Normally, everyone got along with him quite well, but he had his moments. We all wanted to graduate and be commissioned and he held the power to do that and you didn’t want to do something to rock the boat. Generally, we only went near the headquarters (Hartman Hall) for classes or sometimes for our Tuesday and Thursday drills.
I graduated and was commissioned at the same time in January 1969. I would have graduated in June 1968, but the Advanced ROTC classes added more credits, thus I graduated when I did. I went through all my training and in May 1970, I was en route to Vietnam and had been promoted to first lieutenant on paper. I thought it would be nice to have a little promotion ceremony at the ROTC headquarters with Col. Ralf, but by that time, he had already retired, so Col. Hill, his replacement, conducted the ceremony.
I went through my service to the Army and was discharged in June 1973 and came back to the Reno area. I didn’t even know Col. Ralf still lived in the area. I was teaching school at one of the local elementary schools and saw him in the office. He was organizing a tennis lesson program for area kids. I never knew he was even interested in tennis. Apparently, he was a pretty good tennis player. I never would have picked tennis as a sport that he would be remotely interested in, but then, what did I know? His tennis program for kids was quite successful.
Years went by and out of the blue, I got a phone call from Col. Ralf. He wanted me to come for coffee at the Coney Island Bar on Galletti Way on Tuesday mornings. You have to go in the back door, through the kitchen to the dining room for coffee at 7 a.m. The clandestine directions alone were intriguing enough to force me to go, so I did.

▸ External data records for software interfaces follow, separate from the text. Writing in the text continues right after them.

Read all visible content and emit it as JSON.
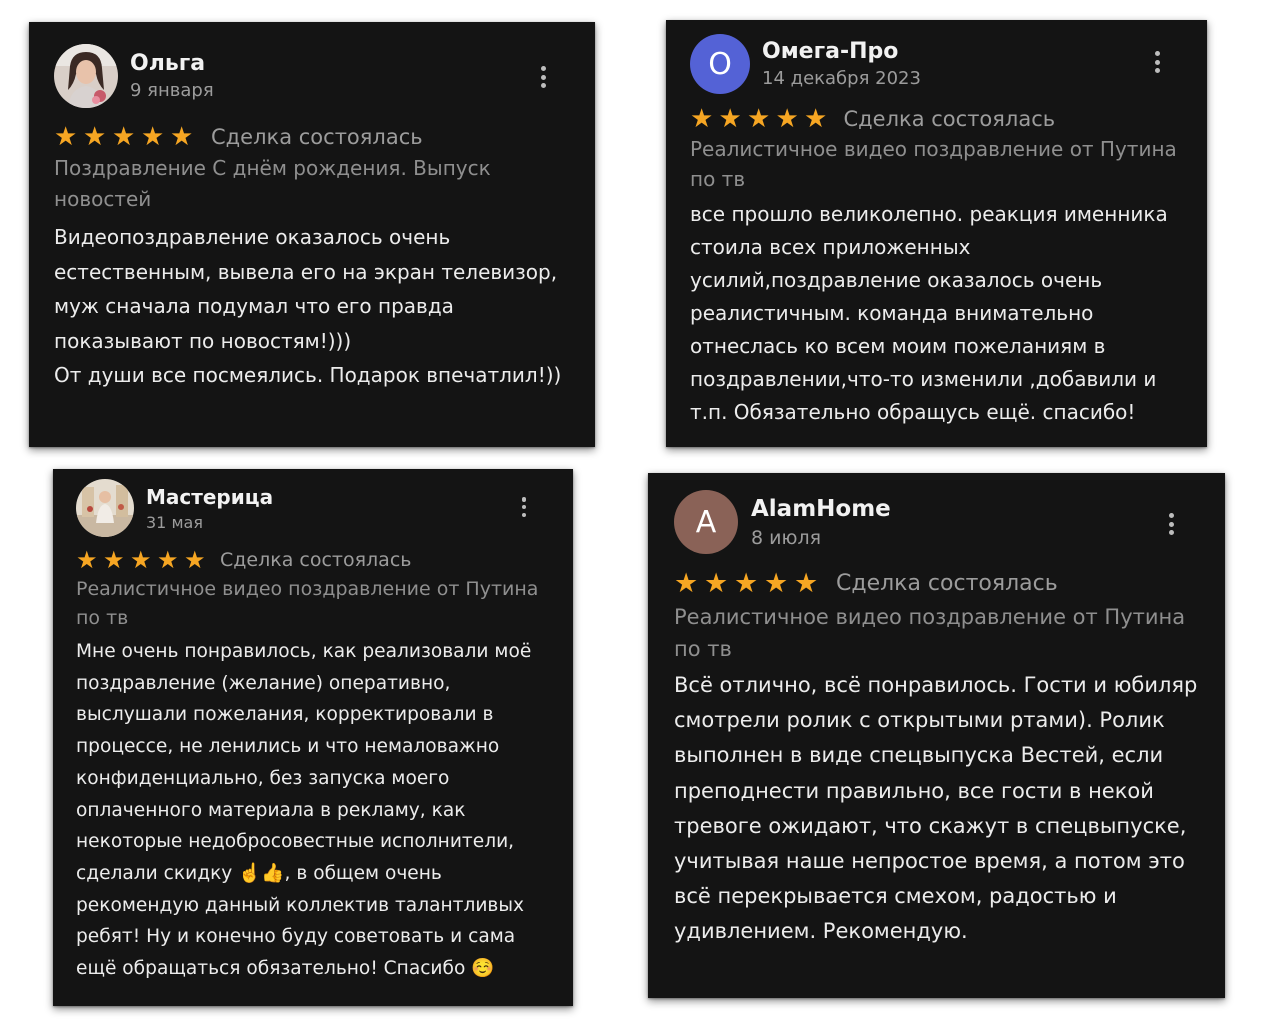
{
  "colors": {
    "card_background": "#141414",
    "star": "#f6a623",
    "avatar_omega": "#5462d6",
    "avatar_alamhome": "#8a6257"
  },
  "reviews": [
    {
      "author": "Ольга",
      "date": "9 января",
      "avatar": "photo",
      "rating": 5,
      "status": "Сделка состоялась",
      "product": "Поздравление С днём рождения. Выпуск новостей",
      "text": "Видеопоздравление оказалось очень естественным, вывела его на экран телевизор, муж сначала подумал что его правда показывают по новостям!)))\nОт души все посмеялись. Подарок впечатлил!))"
    },
    {
      "author": "Омега-Про",
      "date": "14 декабря 2023",
      "avatar": "О",
      "rating": 5,
      "status": "Сделка состоялась",
      "product": "Реалистичное видео поздравление от Путина по тв",
      "text": "все прошло великолепно. реакция именника стоила всех приложенных усилий,поздравление оказалось очень реалистичным. команда внимательно отнеслась ко всем моим пожеланиям в поздравлении,что-то изменили ,добавили и т.п. Обязательно обращусь ещё. спасибо!"
    },
    {
      "author": "Мастерица",
      "date": "31 мая",
      "avatar": "photo",
      "rating": 5,
      "status": "Сделка состоялась",
      "product": "Реалистичное видео поздравление от Путина по тв",
      "text": "Мне очень понравилось, как реализовали моё поздравление (желание) оперативно, выслушали пожелания, корректировали в процессе, не ленились и что немаловажно конфиденциально, без запуска моего оплаченного материала в рекламу, как некоторые недобросовестные исполнители, сделали скидку ☝️👍, в общем очень рекомендую данный коллектив талантливых ребят! Ну и конечно буду советовать и сама ещё обращаться обязательно! Спасибо ☺️"
    },
    {
      "author": "AlamHome",
      "date": "8 июля",
      "avatar": "А",
      "rating": 5,
      "status": "Сделка состоялась",
      "product": "Реалистичное видео поздравление от Путина по тв",
      "text": "Всё отлично, всё понравилось. Гости и юбиляр смотрели ролик с открытыми ртами). Ролик выполнен в виде спецвыпуска Вестей, если преподнести правильно, все гости в некой тревоге ожидают, что скажут в спецвыпуске, учитывая наше непростое время, а потом это всё перекрывается смехом, радостью и удивлением. Рекомендую."
    }
  ]
}
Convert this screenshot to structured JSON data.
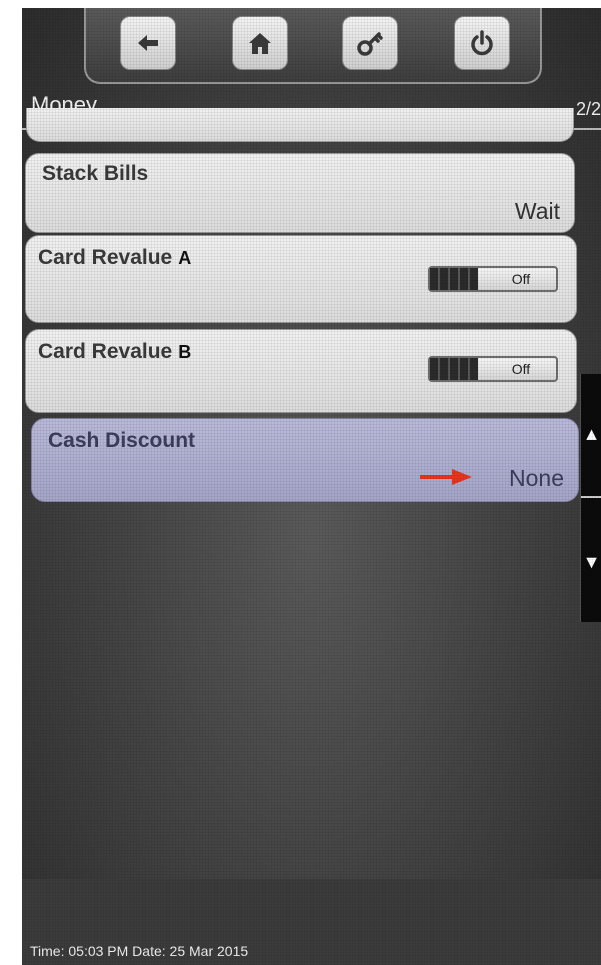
{
  "header": {
    "title": "Money",
    "page": "2/2",
    "buttons": [
      {
        "name": "back",
        "icon": "arrow-left-icon"
      },
      {
        "name": "home",
        "icon": "home-icon"
      },
      {
        "name": "key",
        "icon": "key-icon"
      },
      {
        "name": "power",
        "icon": "power-icon"
      }
    ]
  },
  "settings": [
    {
      "label": "Stack Bills",
      "value": "Wait"
    },
    {
      "label": "Card Revalue",
      "suffix": "A",
      "toggle": "Off"
    },
    {
      "label": "Card Revalue",
      "suffix": "B",
      "toggle": "Off"
    },
    {
      "label": "Cash Discount",
      "value": "None",
      "selected": true
    }
  ],
  "scroll": {
    "up_icon": "scroll-up-icon",
    "down_icon": "scroll-down-icon"
  },
  "footer": {
    "status": "Time: 05:03 PM Date: 25 Mar 2015"
  },
  "colors": {
    "selected_row": "#a9a9cc",
    "arrow": "#e8351e",
    "screen_bg": "#454545"
  }
}
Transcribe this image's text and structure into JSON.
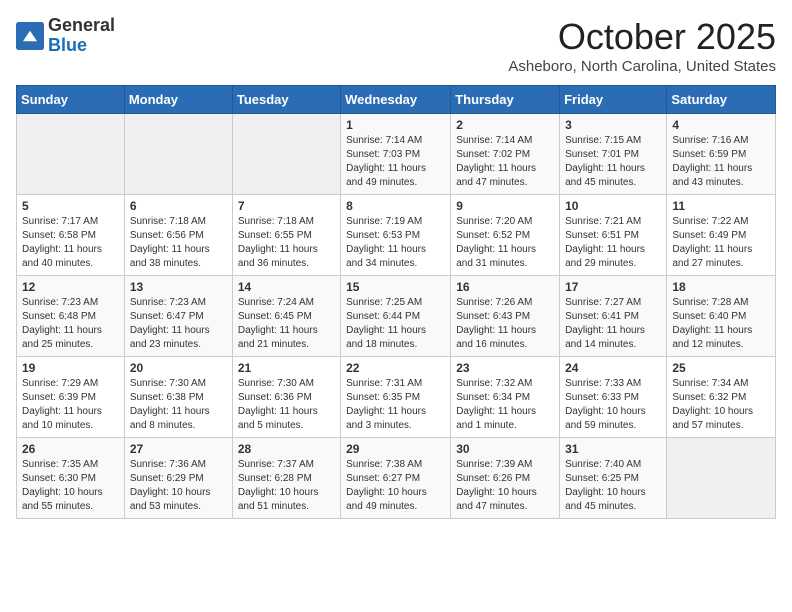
{
  "header": {
    "logo_general": "General",
    "logo_blue": "Blue",
    "month_title": "October 2025",
    "location": "Asheboro, North Carolina, United States"
  },
  "weekdays": [
    "Sunday",
    "Monday",
    "Tuesday",
    "Wednesday",
    "Thursday",
    "Friday",
    "Saturday"
  ],
  "weeks": [
    [
      {
        "day": "",
        "info": ""
      },
      {
        "day": "",
        "info": ""
      },
      {
        "day": "",
        "info": ""
      },
      {
        "day": "1",
        "info": "Sunrise: 7:14 AM\nSunset: 7:03 PM\nDaylight: 11 hours\nand 49 minutes."
      },
      {
        "day": "2",
        "info": "Sunrise: 7:14 AM\nSunset: 7:02 PM\nDaylight: 11 hours\nand 47 minutes."
      },
      {
        "day": "3",
        "info": "Sunrise: 7:15 AM\nSunset: 7:01 PM\nDaylight: 11 hours\nand 45 minutes."
      },
      {
        "day": "4",
        "info": "Sunrise: 7:16 AM\nSunset: 6:59 PM\nDaylight: 11 hours\nand 43 minutes."
      }
    ],
    [
      {
        "day": "5",
        "info": "Sunrise: 7:17 AM\nSunset: 6:58 PM\nDaylight: 11 hours\nand 40 minutes."
      },
      {
        "day": "6",
        "info": "Sunrise: 7:18 AM\nSunset: 6:56 PM\nDaylight: 11 hours\nand 38 minutes."
      },
      {
        "day": "7",
        "info": "Sunrise: 7:18 AM\nSunset: 6:55 PM\nDaylight: 11 hours\nand 36 minutes."
      },
      {
        "day": "8",
        "info": "Sunrise: 7:19 AM\nSunset: 6:53 PM\nDaylight: 11 hours\nand 34 minutes."
      },
      {
        "day": "9",
        "info": "Sunrise: 7:20 AM\nSunset: 6:52 PM\nDaylight: 11 hours\nand 31 minutes."
      },
      {
        "day": "10",
        "info": "Sunrise: 7:21 AM\nSunset: 6:51 PM\nDaylight: 11 hours\nand 29 minutes."
      },
      {
        "day": "11",
        "info": "Sunrise: 7:22 AM\nSunset: 6:49 PM\nDaylight: 11 hours\nand 27 minutes."
      }
    ],
    [
      {
        "day": "12",
        "info": "Sunrise: 7:23 AM\nSunset: 6:48 PM\nDaylight: 11 hours\nand 25 minutes."
      },
      {
        "day": "13",
        "info": "Sunrise: 7:23 AM\nSunset: 6:47 PM\nDaylight: 11 hours\nand 23 minutes."
      },
      {
        "day": "14",
        "info": "Sunrise: 7:24 AM\nSunset: 6:45 PM\nDaylight: 11 hours\nand 21 minutes."
      },
      {
        "day": "15",
        "info": "Sunrise: 7:25 AM\nSunset: 6:44 PM\nDaylight: 11 hours\nand 18 minutes."
      },
      {
        "day": "16",
        "info": "Sunrise: 7:26 AM\nSunset: 6:43 PM\nDaylight: 11 hours\nand 16 minutes."
      },
      {
        "day": "17",
        "info": "Sunrise: 7:27 AM\nSunset: 6:41 PM\nDaylight: 11 hours\nand 14 minutes."
      },
      {
        "day": "18",
        "info": "Sunrise: 7:28 AM\nSunset: 6:40 PM\nDaylight: 11 hours\nand 12 minutes."
      }
    ],
    [
      {
        "day": "19",
        "info": "Sunrise: 7:29 AM\nSunset: 6:39 PM\nDaylight: 11 hours\nand 10 minutes."
      },
      {
        "day": "20",
        "info": "Sunrise: 7:30 AM\nSunset: 6:38 PM\nDaylight: 11 hours\nand 8 minutes."
      },
      {
        "day": "21",
        "info": "Sunrise: 7:30 AM\nSunset: 6:36 PM\nDaylight: 11 hours\nand 5 minutes."
      },
      {
        "day": "22",
        "info": "Sunrise: 7:31 AM\nSunset: 6:35 PM\nDaylight: 11 hours\nand 3 minutes."
      },
      {
        "day": "23",
        "info": "Sunrise: 7:32 AM\nSunset: 6:34 PM\nDaylight: 11 hours\nand 1 minute."
      },
      {
        "day": "24",
        "info": "Sunrise: 7:33 AM\nSunset: 6:33 PM\nDaylight: 10 hours\nand 59 minutes."
      },
      {
        "day": "25",
        "info": "Sunrise: 7:34 AM\nSunset: 6:32 PM\nDaylight: 10 hours\nand 57 minutes."
      }
    ],
    [
      {
        "day": "26",
        "info": "Sunrise: 7:35 AM\nSunset: 6:30 PM\nDaylight: 10 hours\nand 55 minutes."
      },
      {
        "day": "27",
        "info": "Sunrise: 7:36 AM\nSunset: 6:29 PM\nDaylight: 10 hours\nand 53 minutes."
      },
      {
        "day": "28",
        "info": "Sunrise: 7:37 AM\nSunset: 6:28 PM\nDaylight: 10 hours\nand 51 minutes."
      },
      {
        "day": "29",
        "info": "Sunrise: 7:38 AM\nSunset: 6:27 PM\nDaylight: 10 hours\nand 49 minutes."
      },
      {
        "day": "30",
        "info": "Sunrise: 7:39 AM\nSunset: 6:26 PM\nDaylight: 10 hours\nand 47 minutes."
      },
      {
        "day": "31",
        "info": "Sunrise: 7:40 AM\nSunset: 6:25 PM\nDaylight: 10 hours\nand 45 minutes."
      },
      {
        "day": "",
        "info": ""
      }
    ]
  ]
}
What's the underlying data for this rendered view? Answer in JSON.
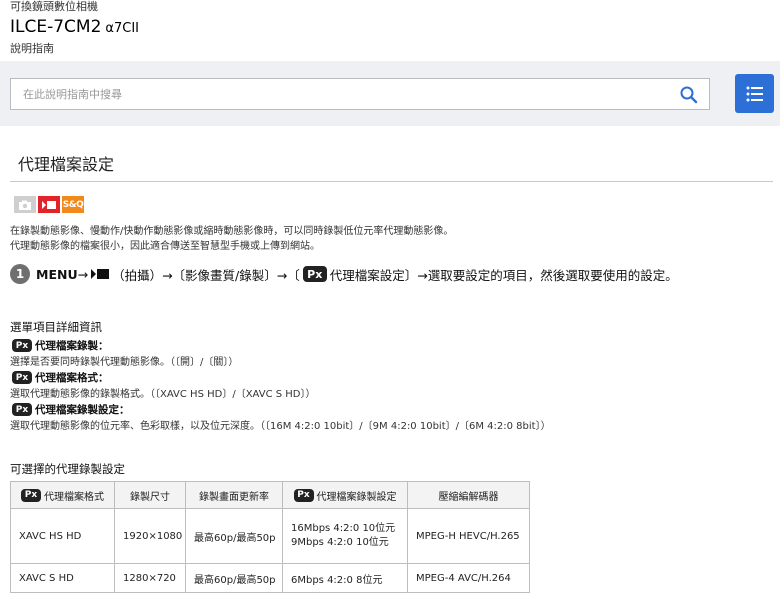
{
  "header": {
    "subtitle": "可換鏡頭數位相機",
    "model": "ILCE-7CM2",
    "model_alpha": "α7CII",
    "guide": "說明指南"
  },
  "search": {
    "placeholder": "在此說明指南中搜尋"
  },
  "page": {
    "title": "代理檔案設定",
    "mode_sq_label": "S&Q",
    "desc_line1": "在錄製動態影像、慢動作/快動作動態影像或縮時動態影像時，可以同時錄製低位元率代理動態影像。",
    "desc_line2": "代理動態影像的檔案很小，因此適合傳送至智慧型手機或上傳到網站。"
  },
  "step": {
    "number": "1",
    "menu": "MENU",
    "arrow1": "→",
    "text1": "（拍攝）→〔影像畫質/錄製〕→〔",
    "px_label": "Px",
    "text2": "代理檔案設定〕→選取要設定的項目，然後選取要使用的設定。"
  },
  "menu_details": {
    "title": "選單項目詳細資訊",
    "items": [
      {
        "px": "Px",
        "label": "代理檔案錄製：",
        "desc": "選擇是否要同時錄製代理動態影像。（〔開〕/〔關〕）"
      },
      {
        "px": "Px",
        "label": "代理檔案格式：",
        "desc": "選取代理動態影像的錄製格式。（〔XAVC HS HD〕/〔XAVC S HD〕）"
      },
      {
        "px": "Px",
        "label": "代理檔案錄製設定：",
        "desc": "選取代理動態影像的位元率、色彩取樣，以及位元深度。（〔16M 4:2:0 10bit〕/〔9M 4:2:0 10bit〕/〔6M 4:2:0 8bit〕）"
      }
    ]
  },
  "table": {
    "title": "可選擇的代理錄製設定",
    "headers": {
      "px": "Px",
      "format": "代理檔案格式",
      "size": "錄製尺寸",
      "rate": "錄製畫面更新率",
      "setting": "代理檔案錄製設定",
      "codec": "壓縮編解碼器"
    },
    "rows": [
      {
        "format": "XAVC HS HD",
        "size": "1920×1080",
        "rate": "最高60p/最高50p",
        "setting_1": "16Mbps 4:2:0 10位元",
        "setting_2": "9Mbps 4:2:0 10位元",
        "codec": "MPEG-H HEVC/H.265"
      },
      {
        "format": "XAVC S HD",
        "size": "1280×720",
        "rate": "最高60p/最高50p",
        "setting_1": "6Mbps 4:2:0 8位元",
        "codec": "MPEG-4 AVC/H.264"
      }
    ]
  },
  "colors": {
    "menu_button": "#2c6fd6",
    "search_band": "#eef0f3",
    "movie_icon": "#e2232a",
    "sq_icon": "#f08a1c",
    "photo_icon": "#cfcfcf"
  },
  "icons": [
    "search-icon",
    "list-menu-icon",
    "photo-mode-icon",
    "movie-mode-icon",
    "sq-mode-icon",
    "movie-camera-icon"
  ]
}
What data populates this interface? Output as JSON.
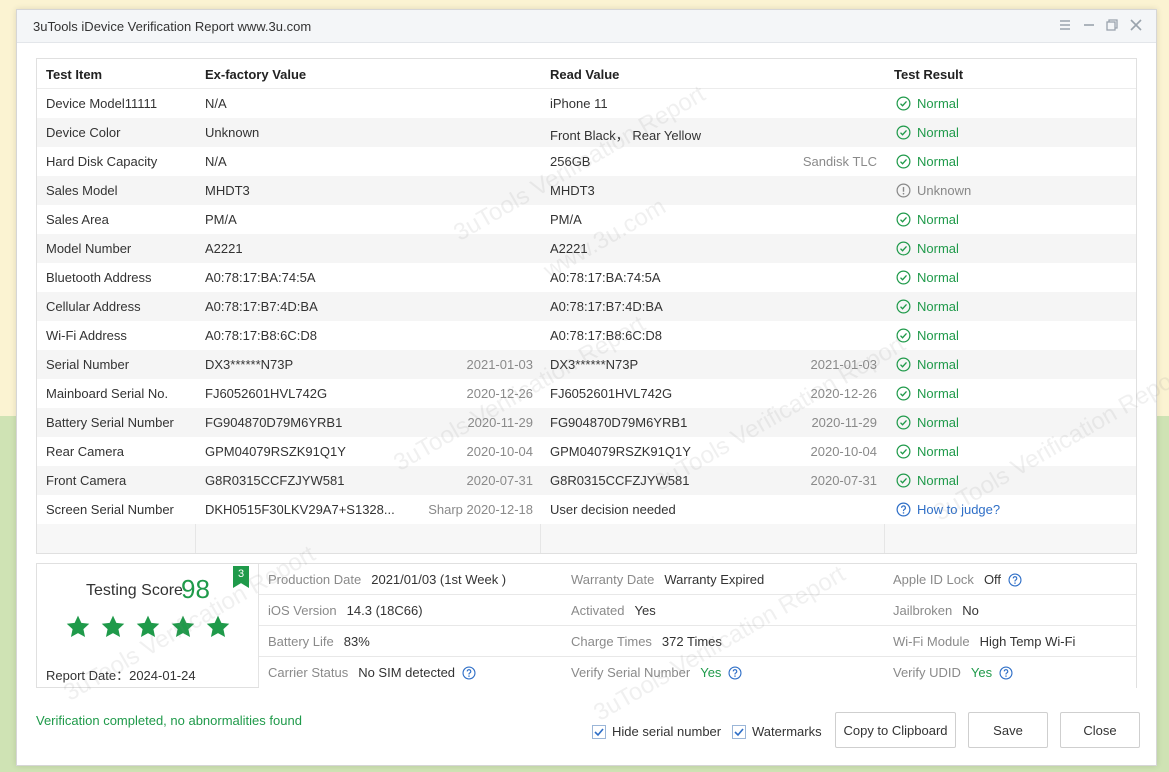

The eclectic group included people I knew from Sparks High School, UNR and Lambda Chi Alpha fraternity, among others. It was, and is, a lot of fun. Col. Ralf was there as well. John Bengston, another UNR ROTC graduate, drove Col. Ralf, as he didn’t drive anymore. I thought, “The gang’s all here.” And they were.
I never knew why Col. Ralf called me, of all people, to attend these coffee klatches until I went to his memorial service over the weekend. He and I hadn’t been very close when I went to UNR as I mentioned. I didn’t know anything of his personal life in those days. He and his wife, Rosalie, had been married more than 60 years. They had three daughters. That was it. He never had a son and in some way, all of us ROTC guys were his sons. That’s why he kept track of us all those years. We were the sons he never had. He never told us this little secret about the son, but it all made sense when I went to that service.
Col. Ralf could tell you where almost every one of those ROTC graduates was located today. Colonel Ralf had a memory that was unbelievably keen. Of all the ROTC graduates who went on to serve in Vietnam, I know of only one who was killed in action there. In large measure, Col. Ralf and the training he and his cadre did for us in a crazy sort of way also protected us, just like a dad would do for his son. Maybe that’s why he was called “the old man.”
Larry Wilson is a 50-year resident of Sparks and a retired elementary school teacher. You can contact him at firstname.lastname@example.org.